So I returned to the Coolin and there, what did I see? A vast number of the performers who had played early at the Tennessee were now there at the Coolin and about to play, or had already played! I also knew there was another at the Tennessee who would soon arrive for his slot at the Coolin…!
Both open mics last night were well attended and attended by cool musicians, and both had nice crowds. What might be happening at the Galway open mic not far from those two, I have no idea. But I suspect there may have been some who did all three….
In any case, I was glad to see the open mics in the Latin Quarter had all come seriously back to life!!!
PARIS – I guess that headline is meant to be a little misleading, since the Tennessee refers to the Tennessee Bar and the Galway refers to the Galway pub, and not to the places in the U.S. and Ireland. But for all the different nationalities of patrons and musicians present at the two open mics in Paris last night, it might as well have been the real Tennessee and the real Galway.

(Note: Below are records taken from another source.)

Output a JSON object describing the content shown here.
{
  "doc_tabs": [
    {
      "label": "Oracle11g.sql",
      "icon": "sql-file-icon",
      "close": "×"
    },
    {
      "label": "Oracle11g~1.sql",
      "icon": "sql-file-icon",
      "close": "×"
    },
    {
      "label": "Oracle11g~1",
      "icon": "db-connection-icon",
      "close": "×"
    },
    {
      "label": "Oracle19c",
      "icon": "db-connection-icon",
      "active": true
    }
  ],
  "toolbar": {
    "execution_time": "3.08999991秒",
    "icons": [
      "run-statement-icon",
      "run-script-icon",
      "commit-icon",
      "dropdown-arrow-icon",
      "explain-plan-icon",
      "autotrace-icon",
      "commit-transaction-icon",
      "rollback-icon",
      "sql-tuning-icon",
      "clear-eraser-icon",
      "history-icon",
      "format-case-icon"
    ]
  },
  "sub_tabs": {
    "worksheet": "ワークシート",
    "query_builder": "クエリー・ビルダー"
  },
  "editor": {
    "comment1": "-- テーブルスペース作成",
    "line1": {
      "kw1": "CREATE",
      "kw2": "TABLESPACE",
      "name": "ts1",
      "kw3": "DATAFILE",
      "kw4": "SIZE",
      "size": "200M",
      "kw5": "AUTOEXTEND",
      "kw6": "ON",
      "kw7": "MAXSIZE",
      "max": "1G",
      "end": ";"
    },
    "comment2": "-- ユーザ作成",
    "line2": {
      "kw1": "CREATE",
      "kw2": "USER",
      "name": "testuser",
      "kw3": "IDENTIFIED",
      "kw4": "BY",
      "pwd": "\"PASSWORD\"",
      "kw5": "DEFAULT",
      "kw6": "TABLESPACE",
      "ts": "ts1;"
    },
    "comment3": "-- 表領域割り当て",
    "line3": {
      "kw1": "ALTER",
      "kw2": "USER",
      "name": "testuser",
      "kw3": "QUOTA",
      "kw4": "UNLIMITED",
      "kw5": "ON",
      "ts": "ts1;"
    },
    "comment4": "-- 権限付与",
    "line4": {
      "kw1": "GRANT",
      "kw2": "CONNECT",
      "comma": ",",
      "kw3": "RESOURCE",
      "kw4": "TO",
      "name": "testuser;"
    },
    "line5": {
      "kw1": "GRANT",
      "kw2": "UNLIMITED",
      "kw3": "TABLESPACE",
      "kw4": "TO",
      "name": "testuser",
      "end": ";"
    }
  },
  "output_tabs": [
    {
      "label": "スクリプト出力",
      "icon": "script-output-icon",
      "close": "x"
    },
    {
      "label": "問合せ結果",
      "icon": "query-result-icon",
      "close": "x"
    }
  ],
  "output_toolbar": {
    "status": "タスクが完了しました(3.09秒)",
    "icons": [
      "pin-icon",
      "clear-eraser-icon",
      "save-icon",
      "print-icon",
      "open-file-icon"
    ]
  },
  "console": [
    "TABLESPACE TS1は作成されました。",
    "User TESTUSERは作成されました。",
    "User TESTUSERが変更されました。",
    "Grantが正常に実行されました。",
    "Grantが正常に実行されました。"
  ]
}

The highlights of it all? Well, the Tennessee open mic seems to be attracting more and more French performers, singing often in French, and that’s refreshing. I loved hearing Audrey’s voice again, after I met her and jammed with her at the open mic of the Arte Café in Paris, which is no longer running. Audrey has a tremendous blues feeling to her strong voice.
And speaking of French, Ollie, the MC, did a new French language song, and it was massively cool! It reminded me ever so slightly – or more – of Jean-Louis Aubert of Telephone, the French rock band of a generation ago. And speaking of blues, there was this guy at the Tennessee who sat as an observer, and then came along with us when we headed over to the Galway, and he ended up telling me his story. He lives in New York City and just came for a short trip to Paris to check out the music scene and have a holiday.
He calls himself Blues Buddha, and plays all over NYC. He has some interesting videos up on the web on his cool web site, and when we got to the Galway, I decided to ask if he wanted to join me for a song or two. Unfortunately, although I love the blues – the best of it – and so much rock it based on the blues, I do not myself play any pure blues song. But we managed to find a song on my repertoire that we both know, and that was the classic “Stand By Me.” Even, there, though, I play a pretty bad, bastardized version of it.
In any case, the Blues Buddha joined me for that one and sang. Other than that, I had another American, Max, join me on violin for my other three songs at the Galway, and he added a few backup vocals too. All in all, a great evening at the two mainstay open mics of Monday in Paris (not counting the Coolin).
PS, unfortunately I’m in a place with an internet connection that is not as fast as my fibre optic connection and it is taking forever to upload the videos. So I’ll have to upload more later.